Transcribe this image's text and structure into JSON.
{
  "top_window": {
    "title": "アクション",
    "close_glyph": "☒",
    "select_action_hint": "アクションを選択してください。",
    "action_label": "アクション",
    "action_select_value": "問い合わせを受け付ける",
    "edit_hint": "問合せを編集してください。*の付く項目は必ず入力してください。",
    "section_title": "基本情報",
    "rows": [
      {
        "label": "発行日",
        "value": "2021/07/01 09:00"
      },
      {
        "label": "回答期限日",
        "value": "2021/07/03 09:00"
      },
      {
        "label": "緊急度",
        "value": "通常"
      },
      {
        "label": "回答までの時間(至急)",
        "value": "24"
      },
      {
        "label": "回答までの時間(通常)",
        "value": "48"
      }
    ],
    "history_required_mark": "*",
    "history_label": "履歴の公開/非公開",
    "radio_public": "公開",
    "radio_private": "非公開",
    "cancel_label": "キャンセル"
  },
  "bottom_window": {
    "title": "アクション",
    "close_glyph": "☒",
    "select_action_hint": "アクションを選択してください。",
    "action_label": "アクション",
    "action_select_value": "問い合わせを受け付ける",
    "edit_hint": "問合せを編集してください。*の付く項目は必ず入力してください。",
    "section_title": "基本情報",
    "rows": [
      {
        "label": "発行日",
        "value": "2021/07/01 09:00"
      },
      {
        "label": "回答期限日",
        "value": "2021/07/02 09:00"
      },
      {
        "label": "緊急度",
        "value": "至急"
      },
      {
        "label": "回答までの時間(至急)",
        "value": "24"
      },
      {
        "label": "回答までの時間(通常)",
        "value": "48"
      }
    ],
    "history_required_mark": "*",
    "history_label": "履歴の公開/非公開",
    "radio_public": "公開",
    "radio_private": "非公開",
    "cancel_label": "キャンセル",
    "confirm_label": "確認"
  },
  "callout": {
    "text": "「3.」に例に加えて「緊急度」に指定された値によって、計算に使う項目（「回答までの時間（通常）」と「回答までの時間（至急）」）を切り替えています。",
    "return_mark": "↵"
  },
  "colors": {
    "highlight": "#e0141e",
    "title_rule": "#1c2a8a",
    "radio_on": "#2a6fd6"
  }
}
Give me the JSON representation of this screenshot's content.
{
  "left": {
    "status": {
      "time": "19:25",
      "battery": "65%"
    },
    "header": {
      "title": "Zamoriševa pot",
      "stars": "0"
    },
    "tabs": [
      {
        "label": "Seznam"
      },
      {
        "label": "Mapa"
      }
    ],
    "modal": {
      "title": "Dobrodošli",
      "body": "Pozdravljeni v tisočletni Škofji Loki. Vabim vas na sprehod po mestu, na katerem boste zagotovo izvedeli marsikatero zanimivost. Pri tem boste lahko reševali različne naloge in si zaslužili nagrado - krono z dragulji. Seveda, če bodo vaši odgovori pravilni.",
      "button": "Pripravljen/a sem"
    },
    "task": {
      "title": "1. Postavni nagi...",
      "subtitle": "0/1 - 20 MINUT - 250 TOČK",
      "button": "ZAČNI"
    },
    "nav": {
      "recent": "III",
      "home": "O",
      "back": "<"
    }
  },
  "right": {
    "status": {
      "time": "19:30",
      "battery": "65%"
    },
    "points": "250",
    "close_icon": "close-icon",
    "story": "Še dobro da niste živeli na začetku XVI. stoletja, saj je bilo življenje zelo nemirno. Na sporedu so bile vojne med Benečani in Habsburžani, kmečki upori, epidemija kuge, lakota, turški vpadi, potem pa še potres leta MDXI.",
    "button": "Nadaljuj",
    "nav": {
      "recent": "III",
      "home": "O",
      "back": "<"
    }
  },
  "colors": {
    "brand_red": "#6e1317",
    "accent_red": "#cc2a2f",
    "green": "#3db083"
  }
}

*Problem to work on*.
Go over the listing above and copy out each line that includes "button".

*Output for this exercise*.
      "button": "Pripravljen/a sem"
      "button": "ZAČNI"
    "button": "Nadaljuj",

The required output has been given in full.